From Target to Macy’s to Whole Foods Markets, retailers are frantically fighting for Millennial loyalty. But that rush for young(er) ‘uns risks creating a kind of demographic ghetto, argues Samara Anderson, retail strategist for Redpepper, an ad agency based in Nashville, Tenn. She tells Marketing Daily why some brands can win using campaigns and strategies that span generations.
Q. Can retailers create campaigns that work with all generations?
A. Yes and no. We like to think about two buckets, one for science and one for art. How messaging looks and feels can be very specific. For example, in our work for Claire’s, the tween jewelry store, we’ve found that Gen Z people are attracted to chaotic design, with lots of colors. Even the magazines they read break all the design rules — and they love it.
And as you get older, you want something more clean, more organized. Even though Gen X is just as familiar with technology as Gen Y or Z, they want a cleaner user experience. So on the art side of things, there is a different way to talk to them, a different aesthetic.
But as you get into the science of it, word of mouth and influencers are very much a part of all their decision-making process, for every generation. They’re all on social media platforms.
Q. Food retailers seem like they should be able to skip demographics completely — we all have to eat. Yet Whole Foods Markets has come under fire for its new Gen Y-themed concept. What’s your take on that?

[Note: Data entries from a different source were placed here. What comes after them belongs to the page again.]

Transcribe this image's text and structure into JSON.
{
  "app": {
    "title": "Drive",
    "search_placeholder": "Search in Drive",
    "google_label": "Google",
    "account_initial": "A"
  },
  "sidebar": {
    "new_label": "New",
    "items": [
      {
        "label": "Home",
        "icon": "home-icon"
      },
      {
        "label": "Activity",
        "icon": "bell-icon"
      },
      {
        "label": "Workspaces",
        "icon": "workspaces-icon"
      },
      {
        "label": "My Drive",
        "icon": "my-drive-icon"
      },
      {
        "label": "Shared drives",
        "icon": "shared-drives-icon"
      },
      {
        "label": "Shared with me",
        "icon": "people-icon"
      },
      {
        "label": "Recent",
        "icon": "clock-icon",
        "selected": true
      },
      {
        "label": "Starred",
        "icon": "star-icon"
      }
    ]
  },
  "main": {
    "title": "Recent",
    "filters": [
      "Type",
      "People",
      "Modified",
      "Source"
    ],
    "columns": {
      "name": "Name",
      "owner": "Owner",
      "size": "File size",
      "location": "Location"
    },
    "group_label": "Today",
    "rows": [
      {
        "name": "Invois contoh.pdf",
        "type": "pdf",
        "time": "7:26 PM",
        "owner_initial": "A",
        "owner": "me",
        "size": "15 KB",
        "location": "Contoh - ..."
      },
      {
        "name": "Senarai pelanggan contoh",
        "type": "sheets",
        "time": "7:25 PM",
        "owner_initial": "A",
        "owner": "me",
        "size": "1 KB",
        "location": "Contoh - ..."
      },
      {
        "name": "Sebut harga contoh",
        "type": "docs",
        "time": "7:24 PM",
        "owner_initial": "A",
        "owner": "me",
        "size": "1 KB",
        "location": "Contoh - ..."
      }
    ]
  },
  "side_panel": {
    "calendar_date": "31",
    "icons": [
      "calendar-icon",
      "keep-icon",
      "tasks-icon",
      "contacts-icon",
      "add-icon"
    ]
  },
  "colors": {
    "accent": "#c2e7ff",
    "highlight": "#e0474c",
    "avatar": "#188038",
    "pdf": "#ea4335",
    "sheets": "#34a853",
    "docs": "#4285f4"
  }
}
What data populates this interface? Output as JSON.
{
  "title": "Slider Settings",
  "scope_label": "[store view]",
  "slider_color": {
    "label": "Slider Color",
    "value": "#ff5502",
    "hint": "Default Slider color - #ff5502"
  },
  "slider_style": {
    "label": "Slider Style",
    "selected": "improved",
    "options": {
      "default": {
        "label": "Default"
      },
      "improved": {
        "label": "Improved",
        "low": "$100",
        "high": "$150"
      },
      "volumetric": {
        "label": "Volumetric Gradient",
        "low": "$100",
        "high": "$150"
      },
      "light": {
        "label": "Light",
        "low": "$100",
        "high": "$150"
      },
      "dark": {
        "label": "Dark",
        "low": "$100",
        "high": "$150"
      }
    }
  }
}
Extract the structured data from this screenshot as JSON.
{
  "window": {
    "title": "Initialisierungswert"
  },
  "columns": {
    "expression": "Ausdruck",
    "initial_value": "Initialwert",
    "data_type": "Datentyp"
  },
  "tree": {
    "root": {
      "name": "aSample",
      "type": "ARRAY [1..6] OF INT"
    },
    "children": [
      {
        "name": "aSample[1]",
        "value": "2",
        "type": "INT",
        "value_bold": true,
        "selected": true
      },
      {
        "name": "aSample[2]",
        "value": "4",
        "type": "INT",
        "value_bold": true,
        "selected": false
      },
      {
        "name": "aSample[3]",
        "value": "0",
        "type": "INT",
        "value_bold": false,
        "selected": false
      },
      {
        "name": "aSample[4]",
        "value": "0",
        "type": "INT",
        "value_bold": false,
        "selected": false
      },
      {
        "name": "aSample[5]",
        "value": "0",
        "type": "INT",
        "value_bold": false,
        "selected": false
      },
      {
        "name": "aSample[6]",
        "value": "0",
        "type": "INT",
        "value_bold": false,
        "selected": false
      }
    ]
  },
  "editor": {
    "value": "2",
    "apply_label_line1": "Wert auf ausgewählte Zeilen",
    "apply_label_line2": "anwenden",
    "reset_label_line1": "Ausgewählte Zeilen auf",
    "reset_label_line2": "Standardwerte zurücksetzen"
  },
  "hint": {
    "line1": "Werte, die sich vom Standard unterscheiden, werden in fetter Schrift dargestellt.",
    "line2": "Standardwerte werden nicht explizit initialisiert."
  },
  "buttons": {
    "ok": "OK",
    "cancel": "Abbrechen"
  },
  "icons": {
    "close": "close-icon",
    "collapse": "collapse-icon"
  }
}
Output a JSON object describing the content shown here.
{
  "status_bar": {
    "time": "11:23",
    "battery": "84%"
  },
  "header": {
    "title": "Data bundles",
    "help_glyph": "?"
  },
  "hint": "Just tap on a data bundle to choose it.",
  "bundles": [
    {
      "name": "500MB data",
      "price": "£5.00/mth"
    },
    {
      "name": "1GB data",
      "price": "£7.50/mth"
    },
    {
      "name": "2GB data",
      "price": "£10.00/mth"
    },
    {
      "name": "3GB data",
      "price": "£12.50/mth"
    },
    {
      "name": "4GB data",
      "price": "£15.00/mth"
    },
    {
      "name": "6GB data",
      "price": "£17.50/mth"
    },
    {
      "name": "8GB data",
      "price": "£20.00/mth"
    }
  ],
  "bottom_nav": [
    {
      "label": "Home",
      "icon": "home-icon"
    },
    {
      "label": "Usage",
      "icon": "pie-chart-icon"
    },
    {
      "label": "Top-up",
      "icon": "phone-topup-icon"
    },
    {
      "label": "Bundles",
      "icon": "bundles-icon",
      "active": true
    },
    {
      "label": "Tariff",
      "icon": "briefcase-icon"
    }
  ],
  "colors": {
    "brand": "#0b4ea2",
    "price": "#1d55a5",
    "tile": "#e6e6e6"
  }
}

A. Some brands can. We’re working with Sprouts, a regional market built on selling affordable, healthy food, with great produce and lots of private-label options. It’s very focused on attribute marketing, and instead of pushing it by demographic, it supports lifestyles, whether people are eating Paleo, gluten-free, or vegan. So it talks to people in terms of how they think about health, regardless of age or income.
Q. With so many retailers chasing Gen Y, are there some classic pitfalls?
A. A central theme in strategy is how not to alienate groups with the most buying power while trying to attract younger consumers. And certainly, at a high level, it’s a pretty common blunder to see brands move too quickly. Baby Boomers have enormous buying power, much larger than Gen Y. If brands adjust too much, conversion rates among older shoppers fall.
Q. So they need to develop different tracks of experience?
A. Yes, because it’s about providing lots of options, even if that is more expensive for stores to do. Working on an in-store strategy for one client recently, it became very evident that for that brand, Baby Boomers wanted more one-to-one customer service. But Millennials wanted technology to make their experience more frictionless, either with their own mobile device or something in the store. So it would be easy to favor technology at the risk of alienating those Boomers.
Q. Technology seems key. How else can that help or hurt?
A. It’s interesting, especially when you look at companies like Lowe’s, experimenting with robots. But I do think the technology answers are unique to each retailer, which is why we see brands like Lowe’s, Sephora, and Nordstrom all partnering with third-party innovation labs. In each case, I suspect something different will have cross-generational appeal.
Q. How else do stores alienate Boomers?
A. It’s easy to go so overboard with merchandising for younger shoppers that Boomers walk in and think, 'There’s nothing here for me.’ But smart brands don’t do that — they focus on a merchandising strategy that appeals to Gen Y, but also creates an aspirational draw to the Gen X and Baby Boomers.